La Petite Cabane de la Cote is a real, old fashion sugar shack: sticky floors, maple trees as far as the eyes can see, and the unmistakable smell of animal shit in the air, all within a dilapidated, wooden barn structure that shakes unnervingly in the wind. The tablecloths are plastic (as they should be) and the food is Pilgrim-French: pickled beets, chow chow, buckwheat pancakes, fried pork rinds, baked eggs, meat pies, and enough baked beans that will have you Googling every gastroenterologist in Quebec. C'est bon tabarnac!

Fig.5. Preserved food to start

Fig.5. Classic Pea Soup

Fig.6. Classic Baked beans. You keep eating and they'll keep bringing.

Fig.7. Fried pork rinds, or in French, Les orielles de Christ is essentially deep fried bacon fat.

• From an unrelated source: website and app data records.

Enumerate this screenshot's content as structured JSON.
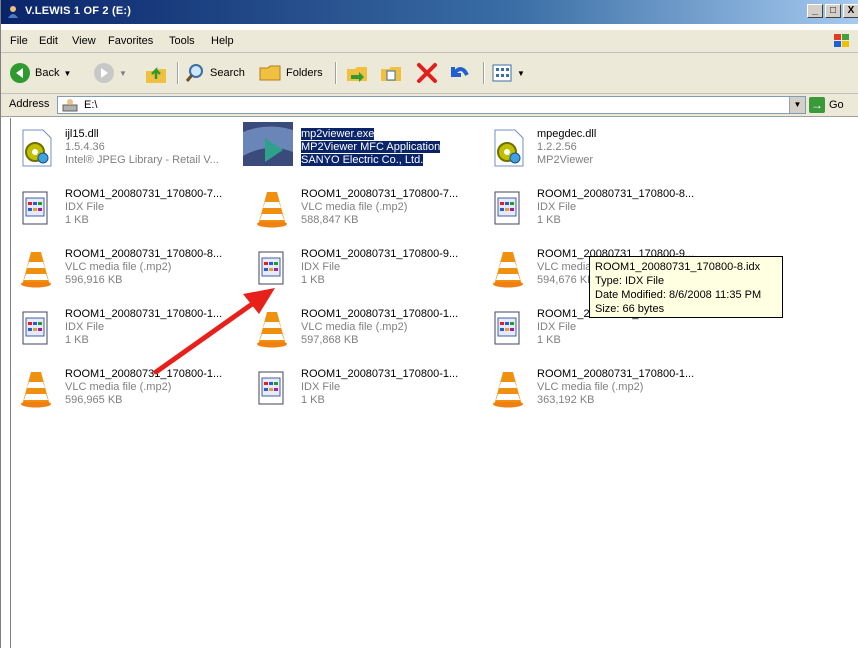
{
  "window": {
    "title": "V.LEWIS 1 OF 2 (E:)",
    "min_glyph": "_",
    "max_glyph": "□",
    "close_glyph": "X"
  },
  "menu": [
    {
      "label": "File"
    },
    {
      "label": "Edit"
    },
    {
      "label": "View"
    },
    {
      "label": "Favorites"
    },
    {
      "label": "Tools"
    },
    {
      "label": "Help"
    }
  ],
  "toolbar": {
    "back_label": "Back",
    "search_label": "Search",
    "folders_label": "Folders"
  },
  "address": {
    "label": "Address",
    "value": "E:\\",
    "go_label": "Go"
  },
  "files": [
    {
      "name": "ijl15.dll",
      "line2": "1.5.4.36",
      "line3": "Intel® JPEG Library - Retail V...",
      "icon": "dll-gear-icon"
    },
    {
      "name": "mp2viewer.exe",
      "line2": "MP2Viewer MFC Application",
      "line3": "SANYO Electric Co., Ltd.",
      "icon": "mp2viewer-app-icon",
      "selected": true
    },
    {
      "name": "mpegdec.dll",
      "line2": "1.2.2.56",
      "line3": "MP2Viewer",
      "icon": "dll-gear-icon"
    },
    {
      "name": "ROOM1_20080731_170800-7...",
      "line2": "IDX File",
      "line3": "1 KB",
      "icon": "idx-file-icon"
    },
    {
      "name": "ROOM1_20080731_170800-7...",
      "line2": "VLC media file (.mp2)",
      "line3": "588,847 KB",
      "icon": "vlc-cone-icon"
    },
    {
      "name": "ROOM1_20080731_170800-8...",
      "line2": "IDX File",
      "line3": "1 KB",
      "icon": "idx-file-icon"
    },
    {
      "name": "ROOM1_20080731_170800-8...",
      "line2": "VLC media file (.mp2)",
      "line3": "596,916 KB",
      "icon": "vlc-cone-icon"
    },
    {
      "name": "ROOM1_20080731_170800-9...",
      "line2": "IDX File",
      "line3": "1 KB",
      "icon": "idx-file-icon"
    },
    {
      "name": "ROOM1_20080731_170800-9...",
      "line2": "VLC media file (.mp2)",
      "line3": "594,676 KB",
      "icon": "vlc-cone-icon"
    },
    {
      "name": "ROOM1_20080731_170800-1...",
      "line2": "IDX File",
      "line3": "1 KB",
      "icon": "idx-file-icon"
    },
    {
      "name": "ROOM1_20080731_170800-1...",
      "line2": "VLC media file (.mp2)",
      "line3": "597,868 KB",
      "icon": "vlc-cone-icon"
    },
    {
      "name": "ROOM1_20080731_170800-1...",
      "line2": "IDX File",
      "line3": "1 KB",
      "icon": "idx-file-icon"
    },
    {
      "name": "ROOM1_20080731_170800-1...",
      "line2": "VLC media file (.mp2)",
      "line3": "596,965 KB",
      "icon": "vlc-cone-icon"
    },
    {
      "name": "ROOM1_20080731_170800-1...",
      "line2": "IDX File",
      "line3": "1 KB",
      "icon": "idx-file-icon"
    },
    {
      "name": "ROOM1_20080731_170800-1...",
      "line2": "VLC media file (.mp2)",
      "line3": "363,192 KB",
      "icon": "vlc-cone-icon"
    }
  ],
  "tooltip": {
    "line1": "ROOM1_20080731_170800-8.idx",
    "line2": "Type: IDX File",
    "line3": "Date Modified: 8/6/2008 11:35 PM",
    "line4": "Size: 66 bytes"
  },
  "colors": {
    "selection": "#0a246a",
    "annotation_arrow": "#e8201a",
    "tooltip_bg": "#ffffe1"
  }
}
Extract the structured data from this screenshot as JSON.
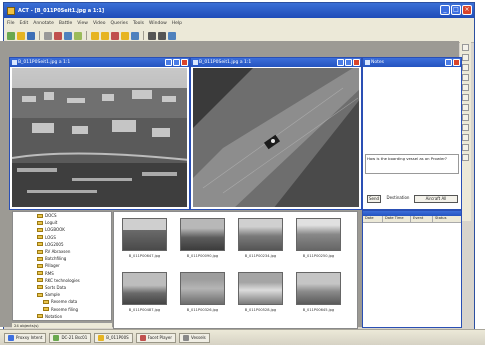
{
  "app": {
    "title": "ACT - [B_011P0Seit1.jpg a 1:1]"
  },
  "menu": [
    "File",
    "Edit",
    "Annotate",
    "Battle",
    "View",
    "Video",
    "Queries",
    "Tools",
    "Window",
    "Help"
  ],
  "toolbar": {
    "icons": [
      "new-icon",
      "open-icon",
      "save-icon",
      "print-icon",
      "cut-icon",
      "copy-icon",
      "paste-icon",
      "undo-icon",
      "folder-icon",
      "image-icon",
      "video-icon",
      "map-icon",
      "zoom-in-icon",
      "zoom-out-icon",
      "grid-icon",
      "help-icon"
    ]
  },
  "windows": {
    "left": {
      "title": "B_011P0Seit1.jpg a 1:1"
    },
    "middle": {
      "title": "B_011P0Seit1.jpg a 1:1"
    },
    "notes": {
      "title": "Notes",
      "question": "How is the boarding vessel as on Prowler?",
      "send_label": "Send",
      "destination_label": "Destination",
      "destination_value": "Aircraft All",
      "table_headers": [
        "Date",
        "Date Time",
        "Event",
        "Status"
      ]
    }
  },
  "tree": {
    "items": [
      "DOCS",
      "Loguit",
      "LOGBOOK",
      "LOGS",
      "LOG2005",
      "RV Abraxsen",
      "Batchfiling",
      "Pillager",
      "RMS",
      "RKC technologies",
      "Sorts Data",
      "Sample",
      "Reseme data",
      "Reseme filing",
      "Notation"
    ],
    "status": "24 objects(s)"
  },
  "thumbnails": [
    {
      "label": "B_011P00647.jpg"
    },
    {
      "label": "B_011P00090.jpg"
    },
    {
      "label": "B_011P00234.jpg"
    },
    {
      "label": "B_011P00250.jpg"
    },
    {
      "label": "B_011P00487.jpg"
    },
    {
      "label": "B_011P00326.jpg"
    },
    {
      "label": "B_011P00528.jpg"
    },
    {
      "label": "B_011P00645.jpg"
    }
  ],
  "taskbar": {
    "items": [
      "Proxxy Intent",
      "DC-21 Bsc01",
      "B_011P00S",
      "Facet Player",
      "Vessels"
    ]
  },
  "colors": {
    "title_blue": "#1f4cb8",
    "window_border": "#2a4fb4",
    "close_red": "#d9442b"
  }
}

Fig.8. Cook a lot of eggs in a cast iron pan in a hot oven and what you get is this: souffle-like scrabbled eggs.

Fig.9. This is un balle de grand-pere, which translates to, grandpa's ball. I've never tasted an old man's balls, but I doubt it's as sweet and delicious as this doughy ball of goodness.

5885, route Arthur-Sauvé

Mirabel, Qc
J7N 2W4
(514) 990-2708
(450) 258-2467


Tosh said...

NICE. Je l'aime beaucoup. Hosti

lagatta à montréal said...

C'est chouette. Par contre, je n'ai plus l'appétit pour la bouffe de cabane à sucre.

E lo stesso problema con il cibo contadino italiano troppo "impegnativo", come si dice.

buona sera dalla Piccola Italia,